A factory school in the field is a bad idea because it’s not a good idea to put all your eggs in one basket.
If all our elementary students are put in one big school — a factory in the field — there are many unintended consequences.
If something breaks at the factory, the whole elementary school system goes down. If the well gets contaminated or goes dry, no one can go to school. Currently we have public water in Richmond and Hope Valley. If there is an oil shortage, we may not be able run the furnaces. Luckily, gas lines are already in place in the Ashaway School. Just imagine the ****show if the cesspools and leeching fields get overwhelmed at the factory that handles such an incredible volume of waste! Smaller facilities in individual schools operate in isolation and are less likely to have a massive back-up.
COVID-19 has taught us lessons about the hazards of having large numbers of people close together. Whether it’s the common cold, seasonal flu, the chicken pox, or, heaven forbid, another pandemic, having our students in one place increases the likelihood of them and us getting sick. Satellite schools in different communities spread out sources of disease and contagion, promoting more healthy neighborhoods.

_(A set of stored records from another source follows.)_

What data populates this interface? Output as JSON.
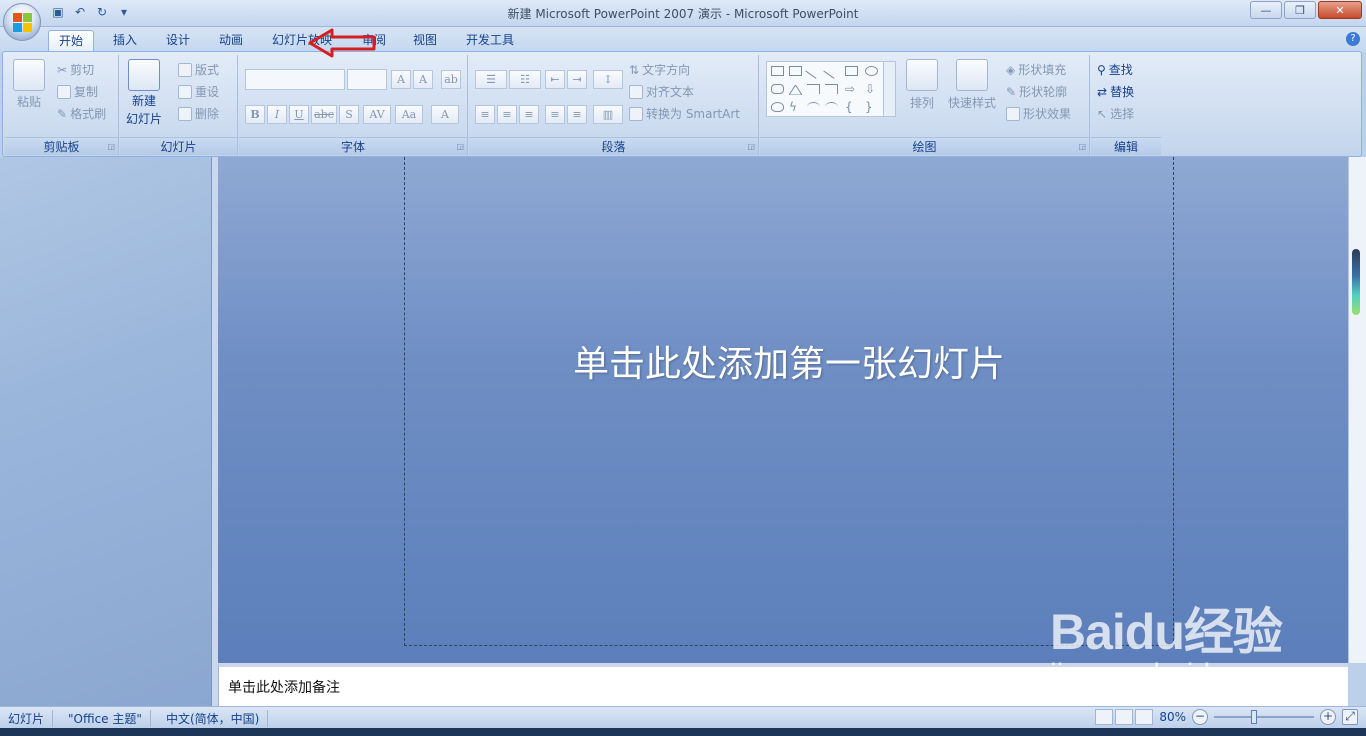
{
  "window": {
    "title": "新建 Microsoft PowerPoint 2007 演示 - Microsoft PowerPoint"
  },
  "tabs": [
    "开始",
    "插入",
    "设计",
    "动画",
    "幻灯片放映",
    "审阅",
    "视图",
    "开发工具"
  ],
  "active_tab": "开始",
  "ribbon": {
    "clipboard": {
      "paste": "粘贴",
      "cut": "剪切",
      "copy": "复制",
      "format_painter": "格式刷",
      "label": "剪贴板"
    },
    "slides": {
      "new_slide_line1": "新建",
      "new_slide_line2": "幻灯片",
      "layout": "版式",
      "reset": "重设",
      "delete": "删除",
      "label": "幻灯片"
    },
    "font": {
      "label": "字体",
      "grow": "A",
      "shrink": "A",
      "bold": "B",
      "italic": "I",
      "underline": "U",
      "strike": "abc",
      "shadow": "S",
      "spacing": "AV",
      "case": "Aa",
      "color": "A"
    },
    "paragraph": {
      "text_direction": "文字方向",
      "align_text": "对齐文本",
      "smartart": "转换为 SmartArt",
      "label": "段落"
    },
    "drawing": {
      "arrange": "排列",
      "quick_styles": "快速样式",
      "shape_fill": "形状填充",
      "shape_outline": "形状轮廓",
      "shape_effects": "形状效果",
      "label": "绘图"
    },
    "editing": {
      "find": "查找",
      "replace": "替换",
      "select": "选择",
      "label": "编辑"
    }
  },
  "slide": {
    "prompt": "单击此处添加第一张幻灯片"
  },
  "notes": {
    "placeholder": "单击此处添加备注"
  },
  "status": {
    "slides": "幻灯片",
    "theme": "\"Office 主题\"",
    "language": "中文(简体，中国)",
    "zoom": "80%",
    "zoom_level": 0.8
  },
  "watermark": {
    "logo": "Baidu经验",
    "url": "jingyan.baidu.com"
  },
  "colors": {
    "accent_red": "#d6201f",
    "slide_blue": "#6f8ec4",
    "ribbon_text": "#15428b"
  }
}
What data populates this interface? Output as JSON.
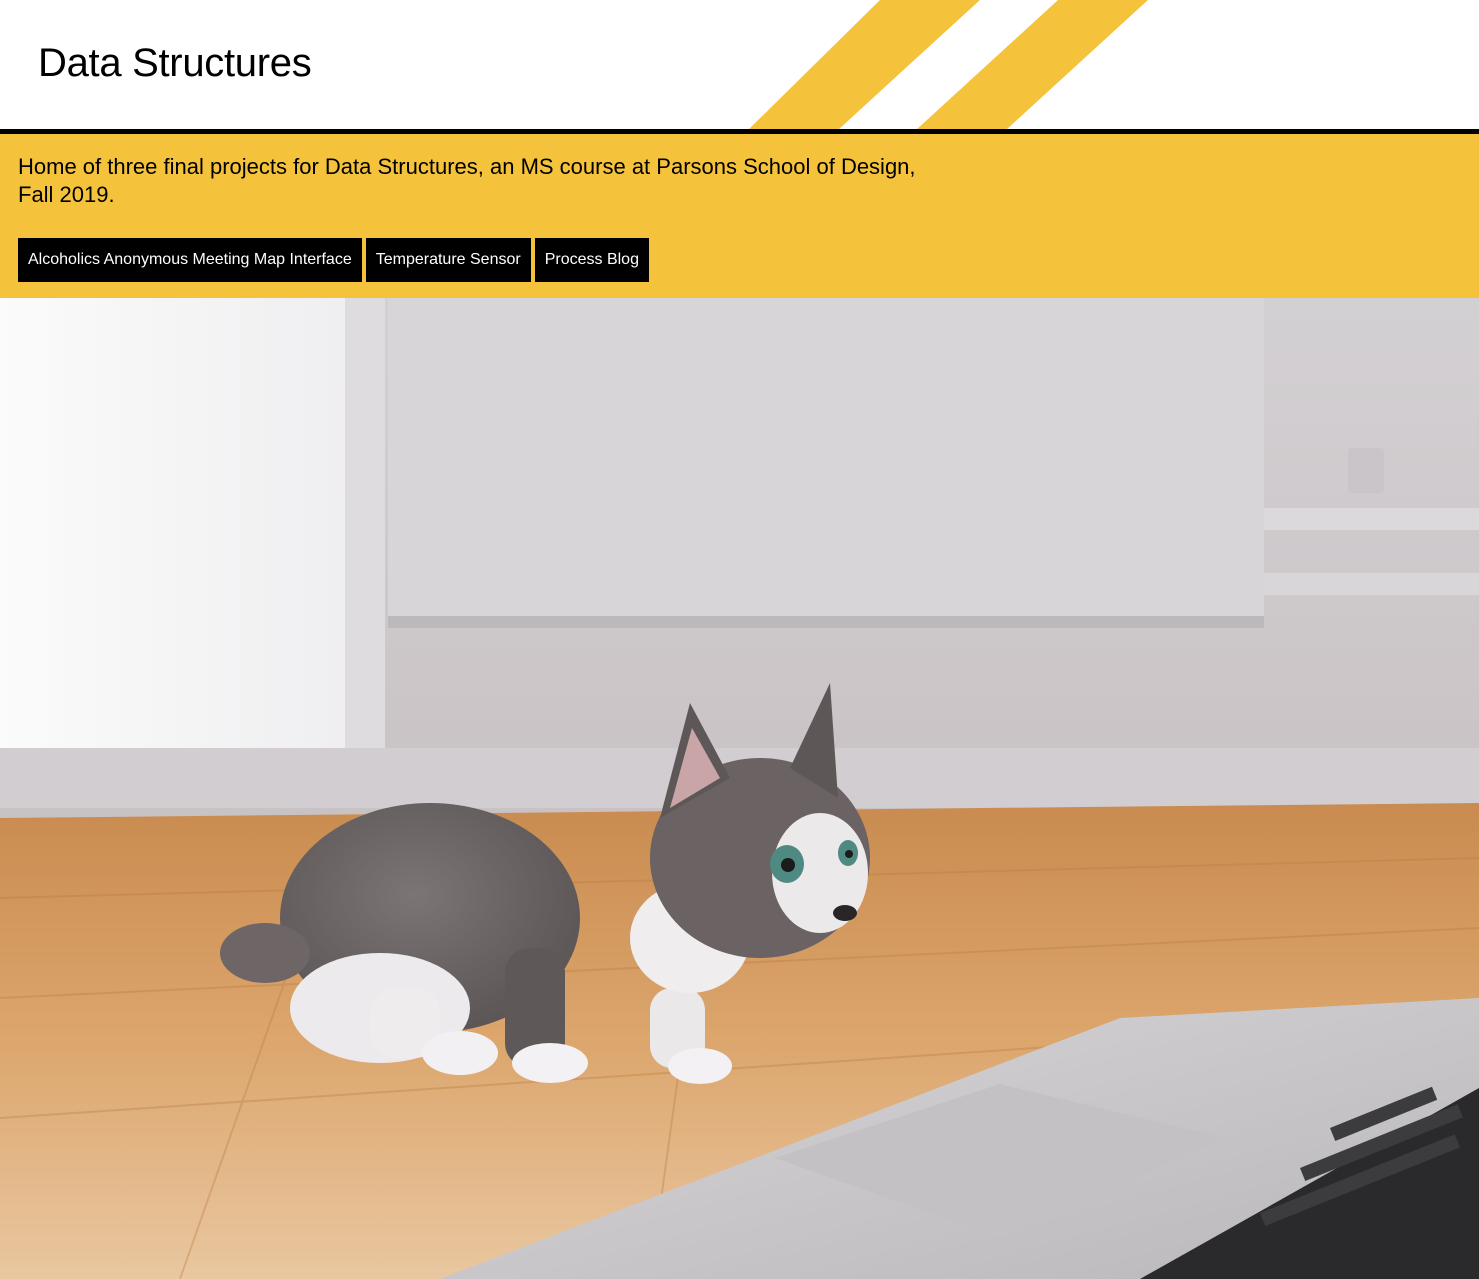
{
  "header": {
    "title": "Data Structures"
  },
  "banner": {
    "tagline": "Home of three final projects for Data Structures, an MS course at Parsons School of Design, Fall 2019.",
    "nav": [
      {
        "label": "Alcoholics Anonymous Meeting Map Interface"
      },
      {
        "label": "Temperature Sensor"
      },
      {
        "label": "Process Blog"
      }
    ]
  },
  "hero": {
    "icon": "kitten-and-laptop-photo"
  },
  "colors": {
    "accent": "#f5c33b",
    "text": "#000000",
    "button_bg": "#000000",
    "button_text": "#ffffff"
  }
}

Our world has changed. Crazy people seem to be doing crazier things with more widespread consequences. Terrorism isn’t limited to big cities and far-away places. A factory in the field is a sitting duck for target practice. It’s a surefire way to create a sensational, front-page story with wide-ranging implications at our children’s expense.
Our children are our most valuable asset. We send our children to school and we entrust them to the care of others. By putting all of our boys and girls in one place, we risk losing them all.
A factory in the field puts all of our eggs in one basket. We wouldn’t do it with our money and we surely shouldn’t do it with our children. They are our most precious resource